Theologies are chock full of scriptural references, and as a Logos Bible Software book all those references get turned into hotspots…even if they’re buried in a footnote. This overcomes a number of limitations of the print:

  • It now takes zero effort to look up Bible references to confirm the author’s interpretation.
  • We effectively create a Scripture index for the entire series of books, not just each volume…no page-flipping needed.
  • By creating a defined collection of books and adding it to the Passage Guide report [learn how], the software will remember to search your theologies for references to whatever passage you’re studying…without you having to think about it!

That’s just a few of the benefits of owning theologies in electronic editions. I could go on and on about searchability, links to other works, the ability to copy and paste, automatic footnoting…but instead I hope you’ll check it out for yourself by pre-ordering Berkouwer or Pannenberg or both.

There’s only one question left, and that’s the inevitable…”Awesome…now how about Karl Barth’s Church Dogmatics?” Which provokes our usual response…”Yes, we’d love to do that, too.”

Training Articles in Logos Support Area

If you’ve been a Logos Bible Software user for a long time, or if you’re relatively new to the software, chances are the Support area of the Logos web site has some training articles for you.

The articles are broken into four areas:

  • Basic Usability
  • Original Languages
  • Reference
  • Advanced

Articles from Getting to Know Your Library to How To Use Verb Rivers to Creating Your Own Timeline can be read, referenced and reviewed.
Check ‘em out!

Chafer’s Systematic Theology in Logos Format

We’ve had a lot of folks ask us about Lewis Sperry Chafer’s magnum opus Systematic Theology.

Logos has recently completed work on Chafer’s most popular work and you can even purchase it today. Right now, even, through the wonders of that thing called “the internet”.

And you might want to purchase it today. Logos has a special arrangement with the publisher and we are only licensed to sell a specific number of copies. That is, the Logos Bible Software version is a limited edition (no, I don’t know how many we have, how many we’ve sold, or how close we are to the limit). But when we reach that limited amount, you won’t be able to purchase it anymore. Our product page for Chafer’s Systematic Theology describes it this way:

Many users over the years have asked for an electronic edition of this estimable work, but we were never able to secure a license to it. Now, for the first time, the publisher has agreed to a contract that enables us to bring you this resource, though in a limited quantity. When we sell out of our limited run, this title will be removed and we will be unable to take any more orders.
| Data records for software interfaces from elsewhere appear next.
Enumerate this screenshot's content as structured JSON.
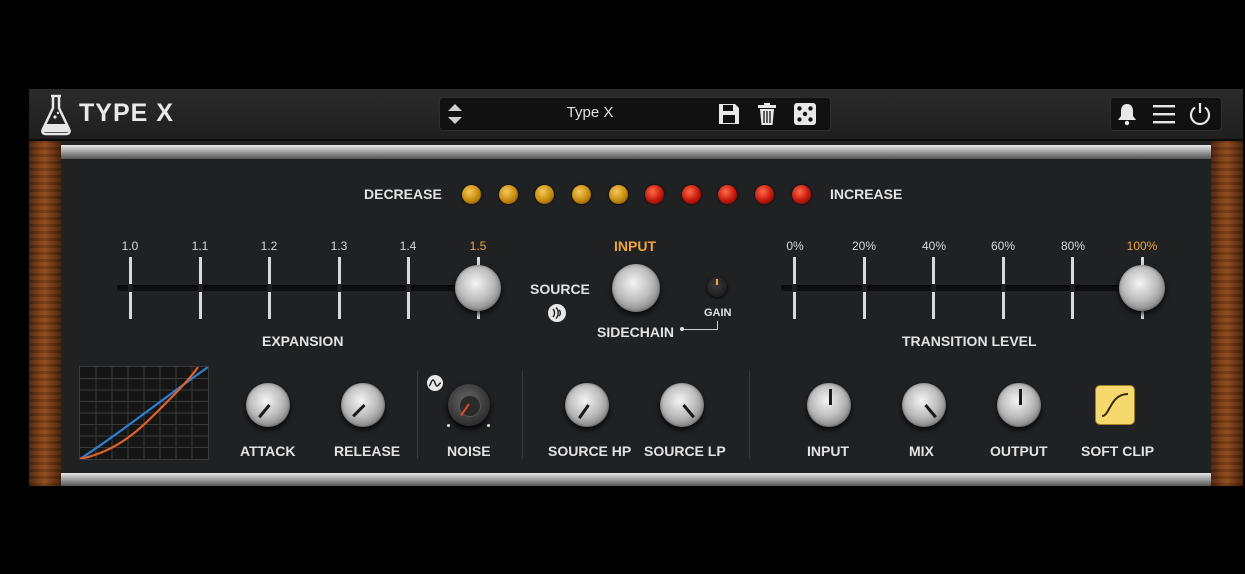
{
  "header": {
    "title": "TYPE X",
    "preset_name": "Type X",
    "icons": [
      "flask-icon",
      "preset-arrows-icon",
      "save-icon",
      "trash-icon",
      "dice-icon",
      "bell-icon",
      "menu-icon",
      "power-icon"
    ]
  },
  "meter": {
    "decrease_label": "DECREASE",
    "increase_label": "INCREASE",
    "leds": [
      "amber",
      "amber",
      "amber",
      "amber",
      "amber",
      "red",
      "red",
      "red",
      "red",
      "red"
    ]
  },
  "expansion": {
    "label": "EXPANSION",
    "ticks": [
      "1.0",
      "1.1",
      "1.2",
      "1.3",
      "1.4",
      "1.5"
    ],
    "selected_index": 5
  },
  "center": {
    "input_label": "INPUT",
    "source_label": "SOURCE",
    "sidechain_label": "SIDECHAIN",
    "gain_label": "GAIN"
  },
  "transition": {
    "label": "TRANSITION LEVEL",
    "ticks": [
      "0%",
      "20%",
      "40%",
      "60%",
      "80%",
      "100%"
    ],
    "selected_index": 5
  },
  "knobs": {
    "attack": "ATTACK",
    "release": "RELEASE",
    "noise": "NOISE",
    "source_hp": "SOURCE HP",
    "source_lp": "SOURCE LP",
    "input": "INPUT",
    "mix": "MIX",
    "output": "OUTPUT",
    "soft_clip": "SOFT CLIP"
  },
  "colors": {
    "accent_orange": "#f1a43c",
    "led_amber": "#d49a15",
    "led_red": "#c4170c",
    "soft_clip_on": "#f5d96e",
    "curve_blue": "#2f7fd0",
    "curve_orange": "#e0622a"
  }
}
We have no reason to believe that this title will ever be made available again electronically once all available copies are sold. We encourage you to place your order while you still can!

So if you’re into Chafer, or find electronic access to systematic theologies valuable, you may want to check it out.